Skip to content

Ermineskin Red Dress Day conference examines systemic racism

Speakers shared their own painful stories of missing and murdered loved ones during conference

A government system based on inequality and an intentional, prolonged assault on the Indigenous way of life is the reason for the continuing Missing and Murdered Indigenous Women and Girls and Two Spirit crisis today.

That, according to Konwatsitsawi Meloche, the keynote speaker at the Red Dress Day conference in Maskwacis on May 8. 

The day-long event was held at the Neyaskweyahk Omimaw Kamik (NOK) building in conjunction with the national day of awareness, Red Dress Day, on May 5. 

"The anti-Indigenous system created an anti-Indigenous, Indigenous population," said Meloche. 

To begin her presentation, she quoted the Truth and Reconciliation Commission, saying "No other population group in Canada's history has endured such a deliberate, comprehensive and prolonged assault on their human rights as that of Aboriginal People, yet despite growing awareness of past wrongs, many Canadians remain unaware of the full scope of these injustices or their impacts."

As an example, Meloche said she's often judged based on how she dresses when she's in public, or when she uses her status card for a tax exemption. She said she often hears that Indigenous people "get everything for free."

Her response to that is, "What we got was a lot of abuse for free so don't get me started.

"I use a lot of my voice to pass information," said Meloche.

Meloche said it's important to know the history to understand the system and its effect on Indigenous people.

"The British North American Act marked the end of nation-to-nation relationships."

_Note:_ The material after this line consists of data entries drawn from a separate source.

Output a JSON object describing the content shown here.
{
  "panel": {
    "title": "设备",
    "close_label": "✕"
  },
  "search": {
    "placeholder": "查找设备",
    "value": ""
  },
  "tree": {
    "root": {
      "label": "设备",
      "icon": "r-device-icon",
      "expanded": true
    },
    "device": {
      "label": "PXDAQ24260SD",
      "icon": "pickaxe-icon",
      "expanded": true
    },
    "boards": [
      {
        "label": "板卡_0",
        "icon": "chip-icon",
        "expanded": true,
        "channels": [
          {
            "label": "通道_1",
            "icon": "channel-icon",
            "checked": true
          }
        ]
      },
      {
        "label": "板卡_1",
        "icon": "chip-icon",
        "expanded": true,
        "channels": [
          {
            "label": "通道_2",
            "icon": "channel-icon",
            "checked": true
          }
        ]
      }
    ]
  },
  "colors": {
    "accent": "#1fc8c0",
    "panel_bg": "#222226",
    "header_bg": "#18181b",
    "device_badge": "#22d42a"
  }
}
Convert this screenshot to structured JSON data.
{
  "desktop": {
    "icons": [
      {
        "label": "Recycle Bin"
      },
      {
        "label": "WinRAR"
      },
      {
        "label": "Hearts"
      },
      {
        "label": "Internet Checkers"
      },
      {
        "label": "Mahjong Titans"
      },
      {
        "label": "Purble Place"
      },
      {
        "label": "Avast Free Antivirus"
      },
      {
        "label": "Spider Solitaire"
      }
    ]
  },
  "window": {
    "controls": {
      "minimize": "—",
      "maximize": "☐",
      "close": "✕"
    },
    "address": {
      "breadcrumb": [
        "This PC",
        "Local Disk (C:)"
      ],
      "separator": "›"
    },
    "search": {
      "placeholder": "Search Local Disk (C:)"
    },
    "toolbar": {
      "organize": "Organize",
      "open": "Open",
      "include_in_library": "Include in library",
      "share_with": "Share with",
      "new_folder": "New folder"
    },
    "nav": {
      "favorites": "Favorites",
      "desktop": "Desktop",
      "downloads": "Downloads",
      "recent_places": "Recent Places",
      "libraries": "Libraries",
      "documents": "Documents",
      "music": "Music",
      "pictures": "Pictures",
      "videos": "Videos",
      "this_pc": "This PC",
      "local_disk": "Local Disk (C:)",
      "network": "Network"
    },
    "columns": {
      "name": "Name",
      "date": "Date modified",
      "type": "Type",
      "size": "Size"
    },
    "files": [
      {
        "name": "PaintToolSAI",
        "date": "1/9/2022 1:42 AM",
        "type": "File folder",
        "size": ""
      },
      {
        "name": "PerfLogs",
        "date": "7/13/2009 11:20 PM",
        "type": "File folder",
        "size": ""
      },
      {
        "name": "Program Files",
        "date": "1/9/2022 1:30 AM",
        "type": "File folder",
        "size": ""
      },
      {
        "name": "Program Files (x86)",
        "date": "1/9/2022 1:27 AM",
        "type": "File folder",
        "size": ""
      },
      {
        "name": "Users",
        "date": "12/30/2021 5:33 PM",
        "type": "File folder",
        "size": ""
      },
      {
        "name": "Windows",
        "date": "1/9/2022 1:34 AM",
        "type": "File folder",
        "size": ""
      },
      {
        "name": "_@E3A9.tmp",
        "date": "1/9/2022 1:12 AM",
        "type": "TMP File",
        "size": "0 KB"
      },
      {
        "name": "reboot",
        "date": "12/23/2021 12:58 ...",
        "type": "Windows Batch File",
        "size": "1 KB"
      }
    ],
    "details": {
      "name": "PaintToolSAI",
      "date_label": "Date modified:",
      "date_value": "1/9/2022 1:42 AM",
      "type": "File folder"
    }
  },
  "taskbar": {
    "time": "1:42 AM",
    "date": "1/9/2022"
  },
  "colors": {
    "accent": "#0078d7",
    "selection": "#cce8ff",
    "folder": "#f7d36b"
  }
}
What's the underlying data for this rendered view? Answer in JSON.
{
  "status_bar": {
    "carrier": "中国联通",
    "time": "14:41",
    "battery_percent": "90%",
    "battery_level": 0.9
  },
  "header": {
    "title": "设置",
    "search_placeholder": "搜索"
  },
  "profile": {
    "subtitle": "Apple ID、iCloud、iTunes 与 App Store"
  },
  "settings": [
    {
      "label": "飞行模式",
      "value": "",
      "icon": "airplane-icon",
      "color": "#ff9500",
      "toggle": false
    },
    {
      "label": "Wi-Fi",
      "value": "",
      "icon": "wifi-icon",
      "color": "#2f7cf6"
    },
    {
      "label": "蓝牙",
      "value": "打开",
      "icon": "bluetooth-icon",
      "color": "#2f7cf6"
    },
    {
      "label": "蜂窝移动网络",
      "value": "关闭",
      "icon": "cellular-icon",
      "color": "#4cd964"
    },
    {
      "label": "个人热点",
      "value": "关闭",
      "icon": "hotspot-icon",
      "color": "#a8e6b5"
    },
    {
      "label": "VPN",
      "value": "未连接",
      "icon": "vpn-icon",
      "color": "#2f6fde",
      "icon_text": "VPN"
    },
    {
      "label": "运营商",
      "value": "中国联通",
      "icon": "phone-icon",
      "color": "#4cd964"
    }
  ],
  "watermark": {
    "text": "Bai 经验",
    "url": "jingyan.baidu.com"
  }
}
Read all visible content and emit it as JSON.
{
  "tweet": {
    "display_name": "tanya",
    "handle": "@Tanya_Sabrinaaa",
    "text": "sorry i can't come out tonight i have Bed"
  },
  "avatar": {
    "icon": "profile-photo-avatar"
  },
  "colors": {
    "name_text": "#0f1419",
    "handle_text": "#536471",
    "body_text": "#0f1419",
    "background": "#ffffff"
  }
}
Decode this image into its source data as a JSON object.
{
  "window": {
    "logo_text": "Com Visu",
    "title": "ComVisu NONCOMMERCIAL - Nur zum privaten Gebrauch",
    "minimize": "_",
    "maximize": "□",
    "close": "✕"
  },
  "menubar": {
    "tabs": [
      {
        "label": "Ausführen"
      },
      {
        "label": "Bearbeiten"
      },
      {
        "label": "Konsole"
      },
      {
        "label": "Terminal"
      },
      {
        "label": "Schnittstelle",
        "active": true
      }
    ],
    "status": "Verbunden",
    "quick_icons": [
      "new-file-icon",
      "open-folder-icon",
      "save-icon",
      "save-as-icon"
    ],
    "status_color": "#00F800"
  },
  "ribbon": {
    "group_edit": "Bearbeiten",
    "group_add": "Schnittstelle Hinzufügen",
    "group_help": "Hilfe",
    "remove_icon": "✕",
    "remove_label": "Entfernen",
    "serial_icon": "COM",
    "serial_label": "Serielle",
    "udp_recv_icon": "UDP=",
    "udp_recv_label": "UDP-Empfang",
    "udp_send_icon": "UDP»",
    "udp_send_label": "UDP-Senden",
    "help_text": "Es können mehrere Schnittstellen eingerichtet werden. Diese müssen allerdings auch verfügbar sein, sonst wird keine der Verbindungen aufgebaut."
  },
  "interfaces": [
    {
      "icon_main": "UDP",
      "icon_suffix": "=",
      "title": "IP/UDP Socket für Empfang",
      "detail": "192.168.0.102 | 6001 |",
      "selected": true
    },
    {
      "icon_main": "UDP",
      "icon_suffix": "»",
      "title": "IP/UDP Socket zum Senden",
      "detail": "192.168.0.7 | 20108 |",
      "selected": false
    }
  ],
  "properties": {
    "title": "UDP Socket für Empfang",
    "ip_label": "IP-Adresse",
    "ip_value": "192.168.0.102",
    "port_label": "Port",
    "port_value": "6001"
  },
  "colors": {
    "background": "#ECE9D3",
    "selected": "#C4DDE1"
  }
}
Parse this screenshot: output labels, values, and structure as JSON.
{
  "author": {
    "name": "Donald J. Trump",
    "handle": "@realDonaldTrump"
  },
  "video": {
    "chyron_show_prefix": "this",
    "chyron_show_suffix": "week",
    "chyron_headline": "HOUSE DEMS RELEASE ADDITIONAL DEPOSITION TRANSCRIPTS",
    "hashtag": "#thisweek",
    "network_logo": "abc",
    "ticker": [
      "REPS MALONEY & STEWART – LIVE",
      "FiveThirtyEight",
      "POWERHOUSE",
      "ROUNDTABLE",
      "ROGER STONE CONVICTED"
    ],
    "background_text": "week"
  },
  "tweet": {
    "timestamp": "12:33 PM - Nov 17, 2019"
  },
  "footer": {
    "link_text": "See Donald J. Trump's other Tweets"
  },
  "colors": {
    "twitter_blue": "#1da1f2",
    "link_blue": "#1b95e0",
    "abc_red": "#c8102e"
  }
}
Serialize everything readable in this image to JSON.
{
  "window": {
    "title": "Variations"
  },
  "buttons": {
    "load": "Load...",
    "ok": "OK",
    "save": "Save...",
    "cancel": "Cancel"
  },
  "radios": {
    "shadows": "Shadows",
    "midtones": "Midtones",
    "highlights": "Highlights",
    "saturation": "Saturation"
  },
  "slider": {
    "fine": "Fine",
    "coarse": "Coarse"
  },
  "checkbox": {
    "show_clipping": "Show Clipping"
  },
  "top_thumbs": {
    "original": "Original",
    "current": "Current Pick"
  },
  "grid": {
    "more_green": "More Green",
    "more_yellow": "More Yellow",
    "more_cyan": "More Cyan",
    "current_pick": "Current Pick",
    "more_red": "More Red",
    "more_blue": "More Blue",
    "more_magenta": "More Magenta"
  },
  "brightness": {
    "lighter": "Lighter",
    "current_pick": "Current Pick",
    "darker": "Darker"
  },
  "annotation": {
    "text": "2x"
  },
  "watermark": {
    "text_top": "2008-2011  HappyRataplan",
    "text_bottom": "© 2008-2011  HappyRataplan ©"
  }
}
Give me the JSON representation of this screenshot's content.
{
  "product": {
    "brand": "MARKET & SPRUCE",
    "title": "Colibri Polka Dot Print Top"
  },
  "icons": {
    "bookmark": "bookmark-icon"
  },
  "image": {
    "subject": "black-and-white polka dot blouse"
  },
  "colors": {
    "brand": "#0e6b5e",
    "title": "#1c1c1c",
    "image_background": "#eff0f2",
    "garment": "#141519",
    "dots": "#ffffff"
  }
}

The BNA of 1867 made Canada a colony of England and brought their systems here, said Meloche. 

Under the BNA, settlers were under the jurisdiction of the province and Indigenous people were under the jurisdiction of the province, she explained. 

That means funding for Indigenous education and health care comes from the federal government and non-Indigenous funding comes from provincial governments, which, according to Meloche, caused inequality, ambiguity and confusion that remains today. 

"There's two different education systems in very many ways, financially ... it's the same in health care. That's why there's a lot of health disparities."

Meloche mentioned Jordan Rivers Anderson as an example of how First Nations and Inuit peoples fought for the right to the same standard of health, educational and social services for their children as other Canadians.

According to the Government of Canada's website, the different levels of government funding different services for First Nations children, especially those living on-reserve, "led to disputes between governments about who should pay for which services."

In 2007, the House of Commons passed Jordan's Principle in the child's memory. He passed away at the age of five after he didn't receive the recommended care he needed.

After the BNA came the Indian Act in 1876. 

Among other restrictions, the act prohibited Indigenous people from wearing traditional garb, including fringe, beads or feathers, but non-Indigenous people could, said Meloche. Soon after came the pass system, which dictated when Indigenous people could leave the reserve.

The 1884 amendment of the Indian Act took away more Indigenous rights and gave more powers to Indian Agents.

To begin to address the existing inequalities, Meloche said to take "a seat at the table" when one is offered. 

"You get involved. don't let anybody kick you to the curb again," she said.

"We have lost so many people, in my opinion, who were signals to us ... to get involved. Part of being safe is getting involved."

Emily Jaycox

About the Author: Emily Jaycox

I'm a reporter for Ponoka News and have lived in Ponoka since 2015.
Read more